Dear Astronomers: […] I've poured through my roughly 200 astronomy books and can't find an answer to this question asked by a boy at one of my recent talks: Why do the outer gas giant planets [generally] rotate faster than the inner planets? I was shocked at first because I realized I should know that! The best I could come up with was that the planet forming gas/dust around the bigger planets just happened to have faster moving eddies of material there than in the inner areas of the forming solar system. But I'm not sure that's it. Any ideas?
What a great question! Here's my thoughts on the subject, I hope they help: So the rotation rates of the terrestrial planets, ice-giants and gas-giant cores are largely determined by the stochastic collisions near the end of the formation process (when the colliding bodies are largest and so impart the most angular momentum). This effect is largely random and so will give a certain average angular momentum but has not inherent preferred direction and so won't lead to huge rotation rates.
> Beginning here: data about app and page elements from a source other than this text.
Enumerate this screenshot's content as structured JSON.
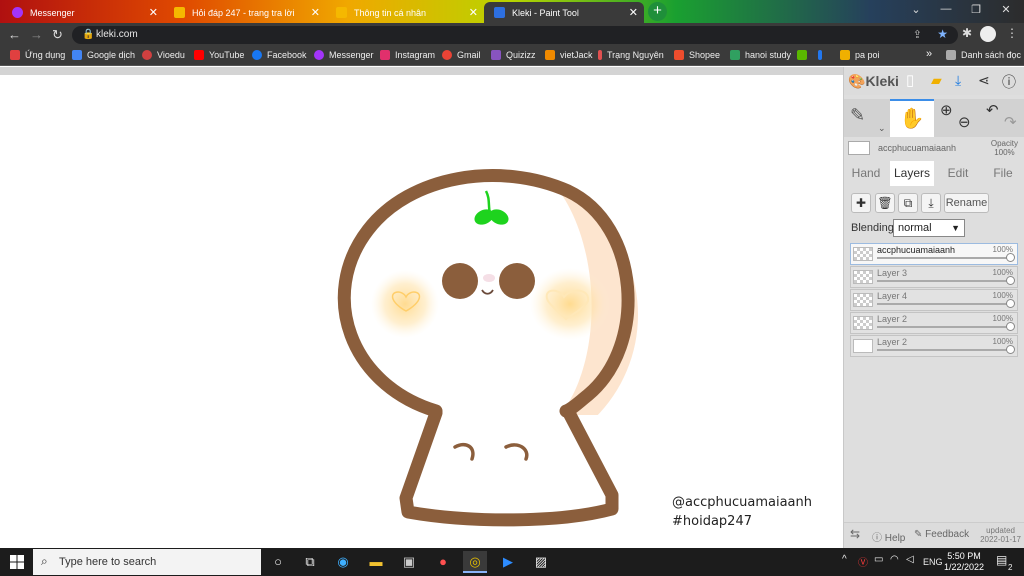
{
  "browser": {
    "tabs": [
      {
        "title": "Messenger",
        "icon": "messenger-icon",
        "color": "#a334fa"
      },
      {
        "title": "Hỏi đáp 247 - trang tra lời",
        "icon": "hoidap-icon",
        "color": "#f5b800"
      },
      {
        "title": "Thông tin cá nhân",
        "icon": "hoidap-icon",
        "color": "#f5b800"
      },
      {
        "title": "Kleki - Paint Tool",
        "icon": "kleki-icon",
        "color": "#2d6fe0"
      }
    ],
    "url": "kleki.com",
    "bookmarks": [
      {
        "label": "Ứng dụng",
        "color": "#e04040"
      },
      {
        "label": "Google dịch",
        "color": "#4285f4"
      },
      {
        "label": "Vioedu",
        "color": "#d04040"
      },
      {
        "label": "YouTube",
        "color": "#ff0000"
      },
      {
        "label": "Facebook",
        "color": "#1877f2"
      },
      {
        "label": "Messenger",
        "color": "#a334fa"
      },
      {
        "label": "Instagram",
        "color": "#e1306c"
      },
      {
        "label": "Gmail",
        "color": "#ea4335"
      },
      {
        "label": "Quizizz",
        "color": "#8854c0"
      },
      {
        "label": "vietJack",
        "color": "#f08a00"
      },
      {
        "label": "Trạng Nguyên",
        "color": "#e05050"
      },
      {
        "label": "Shopee",
        "color": "#ee4d2d"
      },
      {
        "label": "hanoi study",
        "color": "#30a060"
      },
      {
        "label": "",
        "color": "#5ab800"
      },
      {
        "label": "",
        "color": "#2277ee"
      },
      {
        "label": "pa poi",
        "color": "#f0b000"
      }
    ],
    "more_bookmarks": "»",
    "reading_list": "Danh sách đọc"
  },
  "canvas": {
    "signature_handle": "@accphucuamaiaanh",
    "signature_tag": "#hoidap247",
    "colors": {
      "outline": "#8b5e3c",
      "sprout": "#1ed31e",
      "blush": "#ffd98a",
      "shade": "#fde5cf"
    }
  },
  "kleki": {
    "logo": "Kleki",
    "layer_name": "accphucuamaiaanh",
    "opacity_label": "Opacity",
    "opacity_value": "100%",
    "tabs": [
      "Hand",
      "Layers",
      "Edit",
      "File"
    ],
    "active_tab": "Layers",
    "rename_label": "Rename",
    "blending_label": "Blending",
    "blending_value": "normal",
    "layers": [
      {
        "name": "accphucuamaiaanh",
        "opacity": "100%",
        "selected": true
      },
      {
        "name": "Layer 3",
        "opacity": "100%",
        "selected": false
      },
      {
        "name": "Layer 4",
        "opacity": "100%",
        "selected": false
      },
      {
        "name": "Layer 2",
        "opacity": "100%",
        "selected": false
      },
      {
        "name": "Layer 2",
        "opacity": "100%",
        "selected": false
      }
    ],
    "footer": {
      "help": "Help",
      "feedback": "Feedback",
      "updated_label": "updated",
      "updated_date": "2022-01-17"
    }
  },
  "taskbar": {
    "search_placeholder": "Type here to search",
    "language": "ENG",
    "time": "5:50 PM",
    "date": "1/22/2022",
    "notifications": "2"
  }
}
Meanwhile the rotation of the gas giants is determined by a combination of the net angular momentum of infalling material during it's runaway growth as well as asymmetric inflow of material during the final stages of growth when the gas giant has largely opened up a gap in the gas disk it's forming in (the same process that generates type-2 migration). Looking at this first effect, the fact that gas giant planets are formed by so much material/mass which starts out relatively far apart will give a fairly large angular momentum depending on the eddy speed as you pointed out. On top of that, the fact that the late stage inflow onto the gas giants is in a single sense (clockwise OR counter-clockwise from the inner AND outer inflows) will spin up the planet's rotation rate significantly.
I hope this helps answer the question to your satisfaction.
University of California, Santa Cruz.